Even with clouds taking over the sky outside, smiles shined bright inside Brooklyn’s Frederick Douglas Academy VIII as students received a surprise of a lifetime. 

StubHub and The Mr. Holland’s Opus Foundation came together on Friday to reveal to a room full of hundreds of middle schoolers a donation of $42,000 worth of musical instruments. 

The donation is part of StubHub’s commitment — announced last year — of giving $1 million of instruments into public school music education programs across the country as part of its Next Stage Social Good program. Friday’s donation marked the company’s final contribution to achieve the final goal. 

In total, the program has donated a total of 817 instruments to over 4,000 students — Frederick Douglas Academy VIII receiving a total of 52 instruments. 

RELATED: NYC teens delivering bottled water collected in YMCA drive to Flint families

“We work really hard and I’m starting to see that it really pays off, that other people actually care about what we do,” said Alexis Sanon, 12, a 7th grader at the middle school. “It was really cool, I was shocked. Knowing that they did this for us is really important.”

To add on to the surprise, the students were also treated to a performance by the group X Ambassadors — known for their platinum selling hit “Renegades.”

“Seeing that the band would come here actually makes us feel important because they’re on a world tour so them coming to our school is kind of special,” said seventh grader Ceana Adams, who is also part of the school's string ensemble.

The surprise reveal took place during what students thought was a special assembly. 

According to the school’s principal, Chantal Grandchamps, Frederick Douglas Academy VIII has had to deal with some major budget cuts and although it has been tough, she said she makes sure the arts department is the last one that is affected. 

Through help from outside grants and now the major donation of instruments, the goal is to continue allowing the students to thrive and grow. 

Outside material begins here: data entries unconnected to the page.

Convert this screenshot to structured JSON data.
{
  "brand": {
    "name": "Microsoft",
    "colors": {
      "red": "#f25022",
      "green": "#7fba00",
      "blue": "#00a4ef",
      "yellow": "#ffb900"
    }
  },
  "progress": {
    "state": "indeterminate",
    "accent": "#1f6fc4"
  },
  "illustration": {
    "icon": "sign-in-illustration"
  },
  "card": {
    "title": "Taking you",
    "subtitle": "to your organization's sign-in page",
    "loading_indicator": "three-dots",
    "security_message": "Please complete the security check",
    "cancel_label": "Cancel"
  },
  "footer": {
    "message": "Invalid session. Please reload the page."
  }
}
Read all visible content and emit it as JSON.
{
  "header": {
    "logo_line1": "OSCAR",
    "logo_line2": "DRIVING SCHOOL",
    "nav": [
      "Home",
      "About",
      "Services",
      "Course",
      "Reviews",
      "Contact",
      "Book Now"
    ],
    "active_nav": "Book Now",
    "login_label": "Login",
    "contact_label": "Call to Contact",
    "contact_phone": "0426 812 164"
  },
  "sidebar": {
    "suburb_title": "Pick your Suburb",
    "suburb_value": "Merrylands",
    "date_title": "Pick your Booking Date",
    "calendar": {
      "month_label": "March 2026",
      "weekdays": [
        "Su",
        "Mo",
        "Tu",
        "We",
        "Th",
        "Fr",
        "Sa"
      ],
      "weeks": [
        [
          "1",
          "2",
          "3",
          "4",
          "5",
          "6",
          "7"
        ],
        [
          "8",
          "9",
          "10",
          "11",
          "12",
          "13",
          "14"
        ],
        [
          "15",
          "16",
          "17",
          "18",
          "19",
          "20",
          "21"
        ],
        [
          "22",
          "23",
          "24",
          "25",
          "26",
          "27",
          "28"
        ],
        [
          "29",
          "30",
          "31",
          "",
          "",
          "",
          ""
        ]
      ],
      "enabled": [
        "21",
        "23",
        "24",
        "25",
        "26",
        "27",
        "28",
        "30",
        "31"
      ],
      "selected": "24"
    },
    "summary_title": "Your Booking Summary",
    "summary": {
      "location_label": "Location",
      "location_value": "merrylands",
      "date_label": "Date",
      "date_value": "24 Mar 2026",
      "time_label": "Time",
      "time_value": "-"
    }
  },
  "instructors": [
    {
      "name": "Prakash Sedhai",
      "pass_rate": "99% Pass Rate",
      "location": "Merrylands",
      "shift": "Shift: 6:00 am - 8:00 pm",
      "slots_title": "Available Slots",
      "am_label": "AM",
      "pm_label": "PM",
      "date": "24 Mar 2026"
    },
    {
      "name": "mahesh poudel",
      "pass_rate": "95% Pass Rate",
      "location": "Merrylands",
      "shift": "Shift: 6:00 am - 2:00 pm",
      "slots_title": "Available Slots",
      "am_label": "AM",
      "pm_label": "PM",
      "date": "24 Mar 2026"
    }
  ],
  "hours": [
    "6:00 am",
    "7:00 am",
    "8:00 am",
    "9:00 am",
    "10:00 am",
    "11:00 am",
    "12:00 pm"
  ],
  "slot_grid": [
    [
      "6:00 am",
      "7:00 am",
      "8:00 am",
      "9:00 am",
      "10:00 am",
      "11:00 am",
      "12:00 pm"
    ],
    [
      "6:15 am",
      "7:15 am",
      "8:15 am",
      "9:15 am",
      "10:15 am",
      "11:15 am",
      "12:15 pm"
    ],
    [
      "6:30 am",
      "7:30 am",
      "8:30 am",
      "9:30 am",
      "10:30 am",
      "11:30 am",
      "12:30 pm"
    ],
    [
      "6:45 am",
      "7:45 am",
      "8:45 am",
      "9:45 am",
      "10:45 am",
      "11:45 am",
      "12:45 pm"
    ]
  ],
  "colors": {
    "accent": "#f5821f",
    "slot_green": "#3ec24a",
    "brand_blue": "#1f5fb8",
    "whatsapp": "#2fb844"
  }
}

“They’ve taken on so many challenges now that they would sometimes not want to take,” Grandchamps said. “They’ve conquered their fears and they are growing as young men and ladies through the music program.”

The music program first began at the school with a “handful of instruments and two handfuls of student” but has since grown to include over 80 children. Before Friday’s donation, students had to share instruments and could only take certain ones home two days per student. 

Now, because of the extra instruments, students will be able to each have their own instrument and take them home seven days a week. 

Jamaal Jones, the school’s music teacher, said that seeing the instruments up on the stage was overwhelming and students are constantly going up to him and thanking him. 

“This has been a long time coming, not only preparing for this but in the three years I’ve been here and seeing it grow,” Jones said. “This is kind of like a milestone, that express train trying to get to that one stop. Just seeing it is overwhelming.”

RELATED: Central Park hosting first-ever Soap Box Derby race in June

For the X Ambassadors — who on Friday night are set to perform to a sold out room at Terminal 5 — playing in front of the middle schoolers was a special moment because they too started their love for music at a public school. 

“The first time either of us ever played music in front of anyone was in school through our musical education program ,” said lead singer Sam Harris. “This is where you are going to discover that joy and passion.”

The group added that they recommend to any students who want to get into the music career to make sure to dedicate their time and be ready to work hard. 

They said it is important to keep practicing and also try to encourage others about playing music, while also emphasizing the importance of keeping art programs in every public school system. 

“The age that these kids are at is the time to learn an instrument and dedicate that time,” said drummer Adam Levin. “It’s a great way to interact and meet people and network and even if you don’t want to be a musician, it’s good practice for life.”